• Exercise goal:
Go through the entries below and copy every line that holds the word "settings".

:: Source information

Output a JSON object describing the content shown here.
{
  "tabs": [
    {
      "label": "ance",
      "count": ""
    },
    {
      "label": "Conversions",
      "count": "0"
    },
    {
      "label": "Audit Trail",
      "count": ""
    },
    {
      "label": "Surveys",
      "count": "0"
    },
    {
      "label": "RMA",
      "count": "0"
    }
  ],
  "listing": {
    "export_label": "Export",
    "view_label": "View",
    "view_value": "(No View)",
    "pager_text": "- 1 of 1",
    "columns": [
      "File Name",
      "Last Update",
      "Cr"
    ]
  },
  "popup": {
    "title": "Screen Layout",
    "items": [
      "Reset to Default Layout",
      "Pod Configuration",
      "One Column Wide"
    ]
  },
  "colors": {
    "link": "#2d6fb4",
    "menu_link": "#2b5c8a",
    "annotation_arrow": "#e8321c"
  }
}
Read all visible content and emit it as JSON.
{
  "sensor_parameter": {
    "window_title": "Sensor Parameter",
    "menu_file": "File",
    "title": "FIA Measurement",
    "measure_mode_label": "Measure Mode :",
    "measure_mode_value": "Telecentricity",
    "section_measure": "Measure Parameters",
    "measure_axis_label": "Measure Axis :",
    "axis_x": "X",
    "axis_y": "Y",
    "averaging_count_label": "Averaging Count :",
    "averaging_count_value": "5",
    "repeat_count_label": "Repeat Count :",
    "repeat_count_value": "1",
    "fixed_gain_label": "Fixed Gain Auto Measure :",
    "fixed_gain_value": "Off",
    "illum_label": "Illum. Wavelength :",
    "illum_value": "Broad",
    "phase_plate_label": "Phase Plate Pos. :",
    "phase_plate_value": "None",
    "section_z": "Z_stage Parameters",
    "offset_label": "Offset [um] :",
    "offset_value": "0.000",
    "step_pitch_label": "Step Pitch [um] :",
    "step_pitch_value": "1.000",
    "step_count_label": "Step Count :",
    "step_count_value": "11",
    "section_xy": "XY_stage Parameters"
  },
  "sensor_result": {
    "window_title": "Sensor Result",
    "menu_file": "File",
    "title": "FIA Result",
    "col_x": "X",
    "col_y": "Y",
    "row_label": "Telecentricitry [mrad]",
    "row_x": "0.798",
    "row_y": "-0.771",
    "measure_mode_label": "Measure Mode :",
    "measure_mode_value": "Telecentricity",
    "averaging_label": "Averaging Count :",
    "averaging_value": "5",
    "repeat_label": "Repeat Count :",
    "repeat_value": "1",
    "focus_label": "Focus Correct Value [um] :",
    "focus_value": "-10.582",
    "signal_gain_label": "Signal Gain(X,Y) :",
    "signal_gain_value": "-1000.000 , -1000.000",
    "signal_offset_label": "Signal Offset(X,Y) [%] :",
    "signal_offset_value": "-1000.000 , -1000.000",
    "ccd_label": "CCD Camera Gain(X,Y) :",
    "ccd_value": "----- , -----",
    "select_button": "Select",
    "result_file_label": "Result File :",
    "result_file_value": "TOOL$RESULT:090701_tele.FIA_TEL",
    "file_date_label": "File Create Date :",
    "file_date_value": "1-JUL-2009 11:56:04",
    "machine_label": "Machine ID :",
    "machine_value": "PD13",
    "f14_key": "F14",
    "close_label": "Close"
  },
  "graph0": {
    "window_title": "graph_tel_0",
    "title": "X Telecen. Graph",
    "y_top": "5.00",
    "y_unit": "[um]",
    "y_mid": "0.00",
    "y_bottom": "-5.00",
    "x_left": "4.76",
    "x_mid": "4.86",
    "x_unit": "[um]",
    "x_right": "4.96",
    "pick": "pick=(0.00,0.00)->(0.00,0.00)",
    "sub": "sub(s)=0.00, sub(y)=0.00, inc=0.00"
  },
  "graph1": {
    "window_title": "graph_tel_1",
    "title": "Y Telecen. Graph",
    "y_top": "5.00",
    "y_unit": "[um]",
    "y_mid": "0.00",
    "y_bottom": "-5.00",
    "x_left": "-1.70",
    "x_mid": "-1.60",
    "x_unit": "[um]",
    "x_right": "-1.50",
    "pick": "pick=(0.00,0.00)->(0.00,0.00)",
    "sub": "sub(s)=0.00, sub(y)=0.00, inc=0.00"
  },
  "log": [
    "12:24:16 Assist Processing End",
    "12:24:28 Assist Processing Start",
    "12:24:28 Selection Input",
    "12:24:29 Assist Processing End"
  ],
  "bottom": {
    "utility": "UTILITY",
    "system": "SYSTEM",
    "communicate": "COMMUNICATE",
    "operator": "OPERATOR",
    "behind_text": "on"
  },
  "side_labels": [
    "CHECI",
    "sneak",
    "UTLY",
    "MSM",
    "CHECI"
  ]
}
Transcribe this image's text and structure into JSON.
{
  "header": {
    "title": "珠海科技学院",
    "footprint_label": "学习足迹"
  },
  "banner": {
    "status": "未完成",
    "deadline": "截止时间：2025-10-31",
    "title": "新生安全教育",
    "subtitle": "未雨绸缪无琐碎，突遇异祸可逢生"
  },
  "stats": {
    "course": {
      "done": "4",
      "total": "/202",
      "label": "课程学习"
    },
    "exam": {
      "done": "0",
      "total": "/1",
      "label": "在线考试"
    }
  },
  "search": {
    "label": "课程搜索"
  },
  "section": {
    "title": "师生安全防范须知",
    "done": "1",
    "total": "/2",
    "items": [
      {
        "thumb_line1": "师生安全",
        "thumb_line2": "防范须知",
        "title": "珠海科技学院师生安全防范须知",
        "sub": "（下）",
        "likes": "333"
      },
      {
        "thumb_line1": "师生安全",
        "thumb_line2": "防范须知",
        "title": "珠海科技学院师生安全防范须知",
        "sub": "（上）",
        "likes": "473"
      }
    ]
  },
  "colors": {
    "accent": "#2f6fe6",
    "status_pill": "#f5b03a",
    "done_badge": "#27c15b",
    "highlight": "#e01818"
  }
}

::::
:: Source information

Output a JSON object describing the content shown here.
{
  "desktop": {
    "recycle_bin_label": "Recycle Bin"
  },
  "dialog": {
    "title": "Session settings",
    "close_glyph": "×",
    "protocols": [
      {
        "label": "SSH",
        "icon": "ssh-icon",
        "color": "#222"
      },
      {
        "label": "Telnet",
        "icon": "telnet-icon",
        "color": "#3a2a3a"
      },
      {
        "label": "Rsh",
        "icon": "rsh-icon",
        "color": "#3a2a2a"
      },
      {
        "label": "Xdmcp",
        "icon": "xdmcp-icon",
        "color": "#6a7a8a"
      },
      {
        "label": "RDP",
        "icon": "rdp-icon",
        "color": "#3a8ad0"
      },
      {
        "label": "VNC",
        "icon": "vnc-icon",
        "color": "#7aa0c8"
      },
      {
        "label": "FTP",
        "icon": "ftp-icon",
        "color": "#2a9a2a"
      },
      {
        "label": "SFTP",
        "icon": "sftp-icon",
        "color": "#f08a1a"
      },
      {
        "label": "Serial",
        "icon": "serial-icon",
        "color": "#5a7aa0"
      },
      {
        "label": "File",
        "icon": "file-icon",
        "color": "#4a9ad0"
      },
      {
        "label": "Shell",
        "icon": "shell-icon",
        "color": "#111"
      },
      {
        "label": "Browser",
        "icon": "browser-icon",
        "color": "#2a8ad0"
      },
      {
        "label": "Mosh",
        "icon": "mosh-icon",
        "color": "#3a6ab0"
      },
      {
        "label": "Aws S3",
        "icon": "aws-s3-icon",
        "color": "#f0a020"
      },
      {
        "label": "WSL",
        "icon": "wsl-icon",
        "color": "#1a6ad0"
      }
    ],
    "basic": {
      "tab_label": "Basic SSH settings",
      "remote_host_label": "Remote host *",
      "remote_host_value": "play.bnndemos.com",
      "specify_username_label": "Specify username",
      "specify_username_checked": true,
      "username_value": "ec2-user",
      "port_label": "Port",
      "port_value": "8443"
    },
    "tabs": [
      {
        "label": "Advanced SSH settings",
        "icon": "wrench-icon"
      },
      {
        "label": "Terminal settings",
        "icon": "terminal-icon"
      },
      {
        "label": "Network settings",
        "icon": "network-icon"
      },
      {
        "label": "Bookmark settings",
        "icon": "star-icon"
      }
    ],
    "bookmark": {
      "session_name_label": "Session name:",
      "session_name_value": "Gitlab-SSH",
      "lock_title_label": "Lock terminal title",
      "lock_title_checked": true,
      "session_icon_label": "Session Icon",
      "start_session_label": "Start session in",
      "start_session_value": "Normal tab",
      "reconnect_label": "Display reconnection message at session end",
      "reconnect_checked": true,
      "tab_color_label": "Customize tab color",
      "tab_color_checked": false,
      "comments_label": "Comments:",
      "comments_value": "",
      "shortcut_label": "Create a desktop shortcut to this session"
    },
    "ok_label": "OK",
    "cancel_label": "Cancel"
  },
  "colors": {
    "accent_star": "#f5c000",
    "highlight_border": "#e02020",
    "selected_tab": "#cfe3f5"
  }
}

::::
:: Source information

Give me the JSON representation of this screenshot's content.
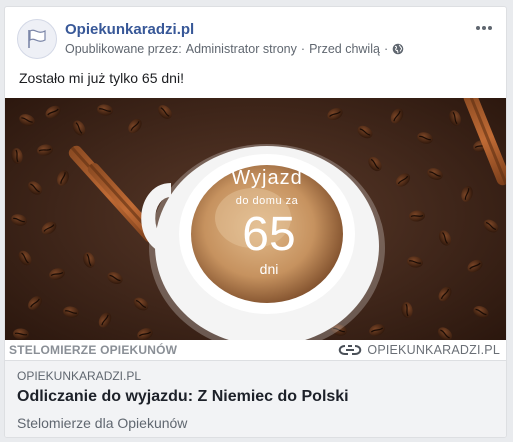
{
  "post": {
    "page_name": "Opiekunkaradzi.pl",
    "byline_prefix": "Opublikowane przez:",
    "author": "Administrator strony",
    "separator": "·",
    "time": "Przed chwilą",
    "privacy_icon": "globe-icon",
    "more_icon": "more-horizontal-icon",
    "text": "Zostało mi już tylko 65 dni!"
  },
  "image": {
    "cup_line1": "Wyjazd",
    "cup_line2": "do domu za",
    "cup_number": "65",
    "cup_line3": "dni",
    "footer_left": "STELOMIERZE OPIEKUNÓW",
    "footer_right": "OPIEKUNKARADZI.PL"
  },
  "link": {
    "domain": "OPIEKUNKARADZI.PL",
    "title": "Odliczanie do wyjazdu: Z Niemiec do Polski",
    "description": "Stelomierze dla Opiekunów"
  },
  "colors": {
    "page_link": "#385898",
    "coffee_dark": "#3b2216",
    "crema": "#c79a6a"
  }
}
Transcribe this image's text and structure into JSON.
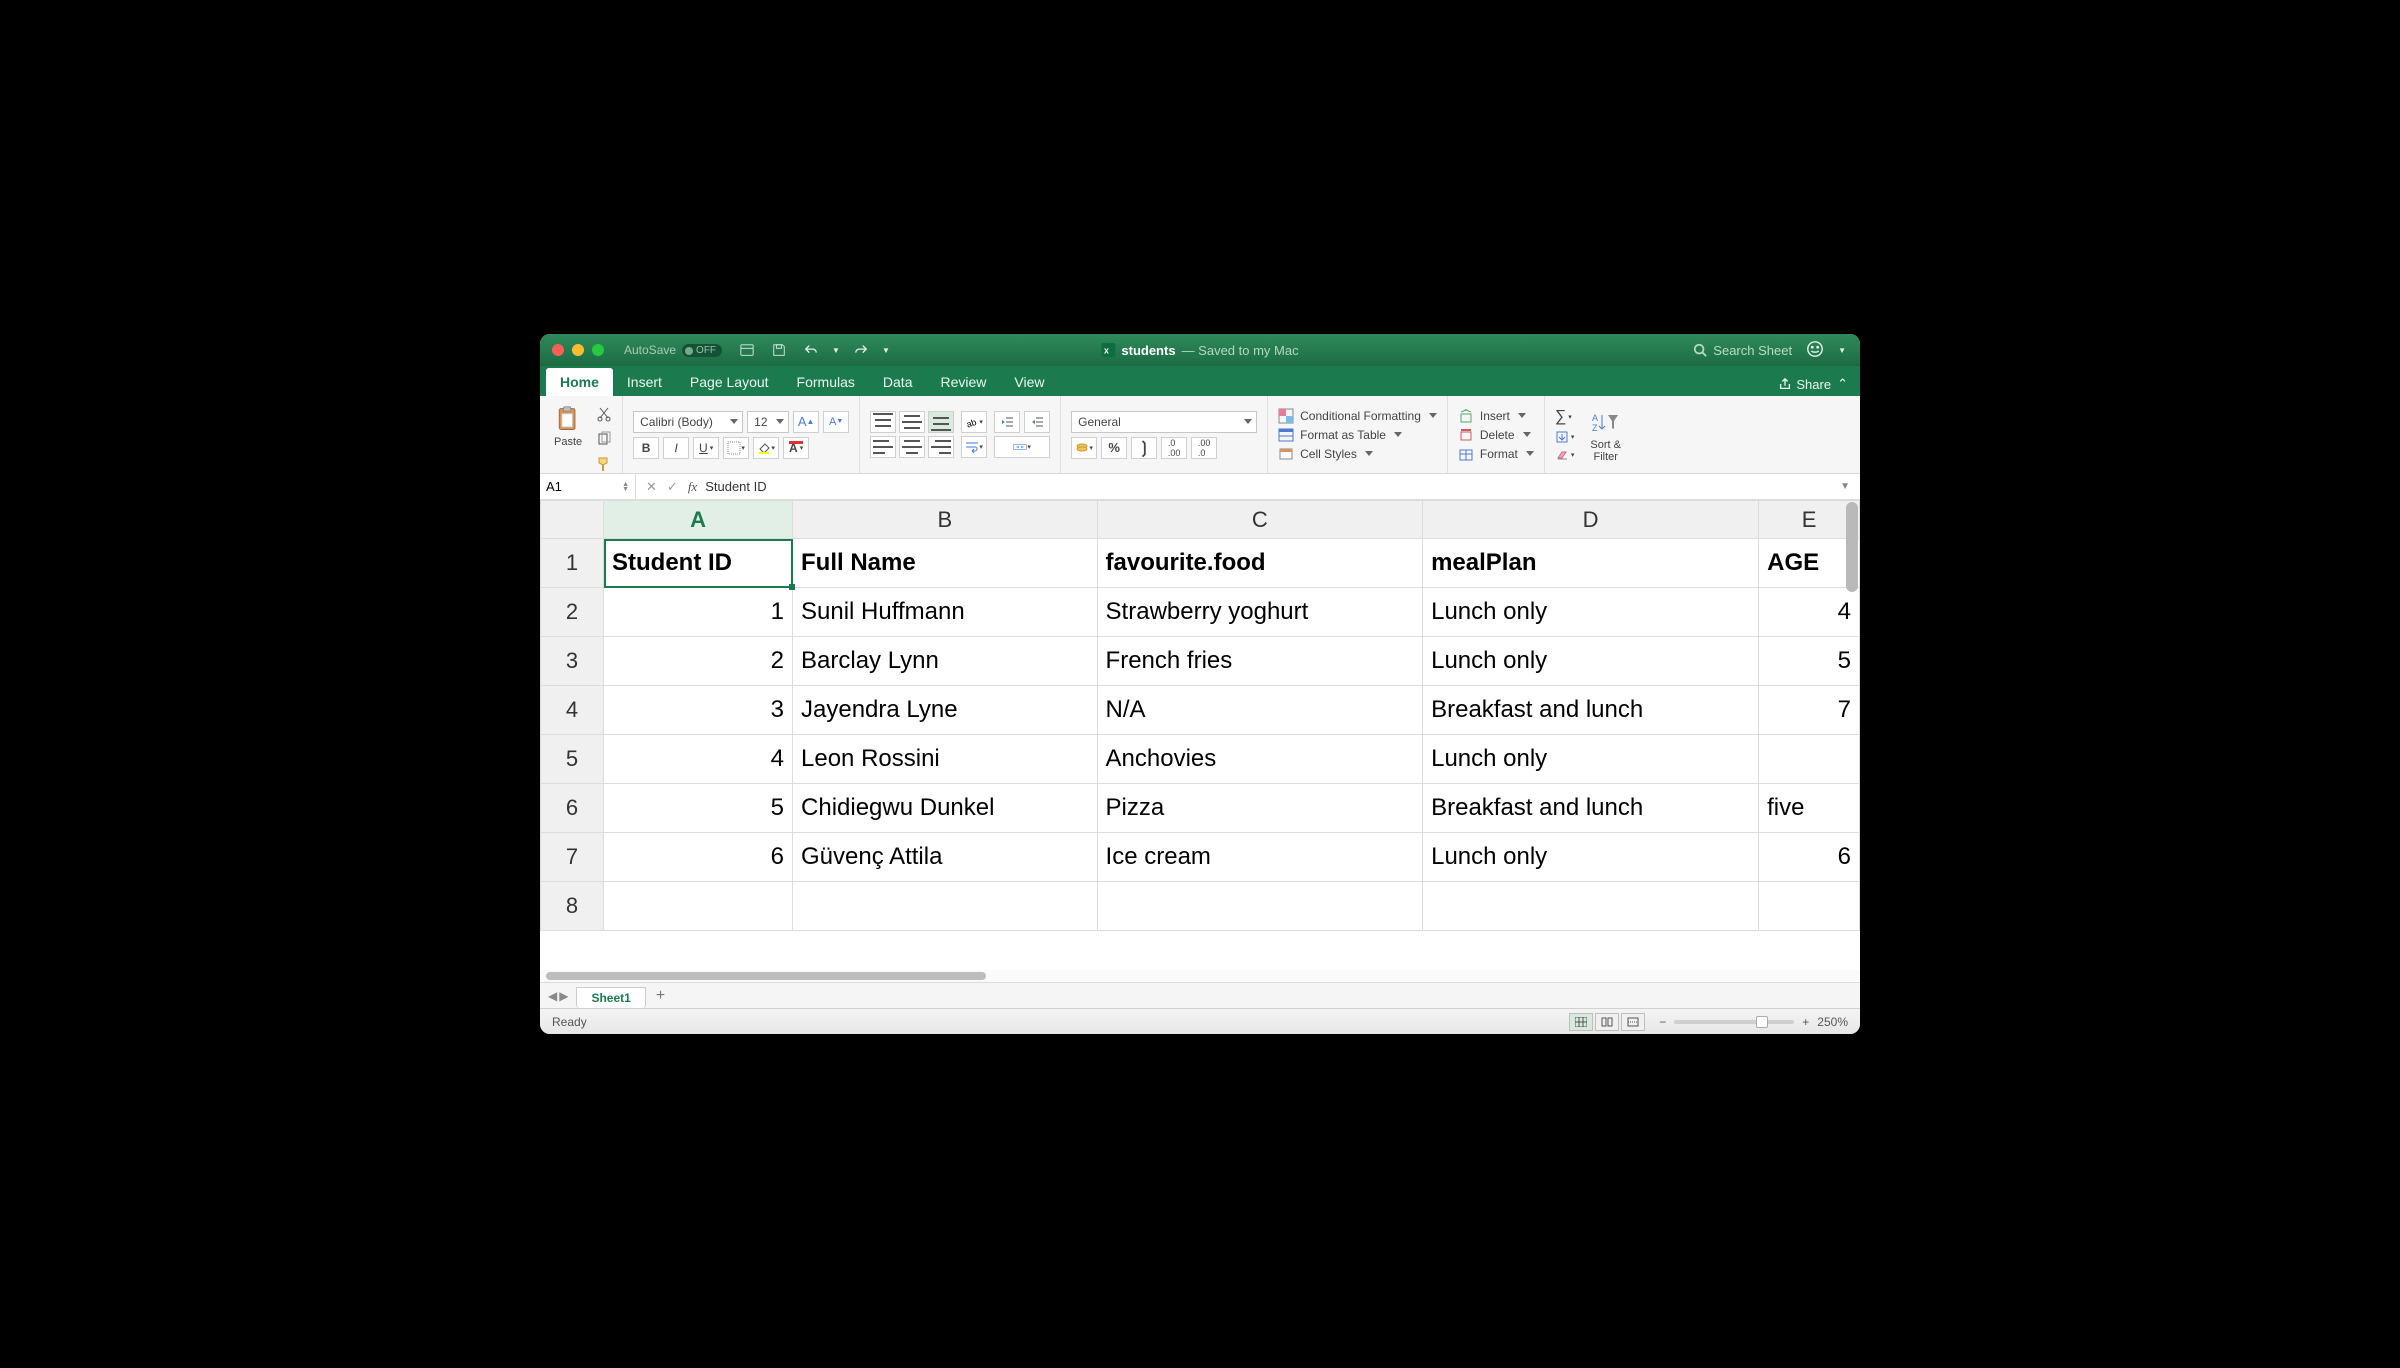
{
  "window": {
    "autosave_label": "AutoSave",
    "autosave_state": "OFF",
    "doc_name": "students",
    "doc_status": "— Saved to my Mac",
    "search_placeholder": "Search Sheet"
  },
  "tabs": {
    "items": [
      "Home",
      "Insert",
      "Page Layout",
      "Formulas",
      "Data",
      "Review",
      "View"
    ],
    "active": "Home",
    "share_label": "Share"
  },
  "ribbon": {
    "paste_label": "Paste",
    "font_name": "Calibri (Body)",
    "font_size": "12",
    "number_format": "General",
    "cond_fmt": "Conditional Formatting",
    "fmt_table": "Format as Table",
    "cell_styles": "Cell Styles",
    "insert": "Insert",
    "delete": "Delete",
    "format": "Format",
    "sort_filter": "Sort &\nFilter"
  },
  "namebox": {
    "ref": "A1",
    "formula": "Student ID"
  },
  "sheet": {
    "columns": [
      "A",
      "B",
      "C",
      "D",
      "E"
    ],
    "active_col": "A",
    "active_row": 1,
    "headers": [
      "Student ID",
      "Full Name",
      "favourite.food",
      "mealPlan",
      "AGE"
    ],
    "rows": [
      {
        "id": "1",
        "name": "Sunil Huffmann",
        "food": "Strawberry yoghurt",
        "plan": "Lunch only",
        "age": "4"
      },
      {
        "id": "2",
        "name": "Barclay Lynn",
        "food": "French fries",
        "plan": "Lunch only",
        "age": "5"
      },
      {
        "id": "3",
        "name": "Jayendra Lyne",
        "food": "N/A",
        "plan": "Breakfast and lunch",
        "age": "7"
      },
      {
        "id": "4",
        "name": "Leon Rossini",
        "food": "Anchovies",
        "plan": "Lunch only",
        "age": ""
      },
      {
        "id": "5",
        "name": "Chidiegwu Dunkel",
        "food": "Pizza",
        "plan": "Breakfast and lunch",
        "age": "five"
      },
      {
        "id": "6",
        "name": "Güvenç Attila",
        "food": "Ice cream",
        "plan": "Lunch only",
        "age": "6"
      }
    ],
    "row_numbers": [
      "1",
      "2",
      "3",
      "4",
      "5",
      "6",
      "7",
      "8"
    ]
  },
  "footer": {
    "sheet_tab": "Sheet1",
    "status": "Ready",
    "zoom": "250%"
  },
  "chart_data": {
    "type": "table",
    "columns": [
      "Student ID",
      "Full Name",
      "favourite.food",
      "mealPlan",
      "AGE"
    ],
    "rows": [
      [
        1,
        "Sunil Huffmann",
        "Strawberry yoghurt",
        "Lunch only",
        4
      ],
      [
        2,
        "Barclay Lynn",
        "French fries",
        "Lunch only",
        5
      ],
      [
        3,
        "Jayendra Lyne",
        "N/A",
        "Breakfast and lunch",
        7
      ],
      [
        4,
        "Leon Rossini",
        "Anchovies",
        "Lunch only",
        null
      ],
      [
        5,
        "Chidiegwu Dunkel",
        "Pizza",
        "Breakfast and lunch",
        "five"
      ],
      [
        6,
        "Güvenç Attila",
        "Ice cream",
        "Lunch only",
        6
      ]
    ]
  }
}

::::

• Answer space:
    "title": "Session settings",
      "tab_label": "Basic SSH settings",
        "label": "Advanced SSH settings",
        "label": "Terminal settings",
        "label": "Network settings",
        "label": "Bookmark settings",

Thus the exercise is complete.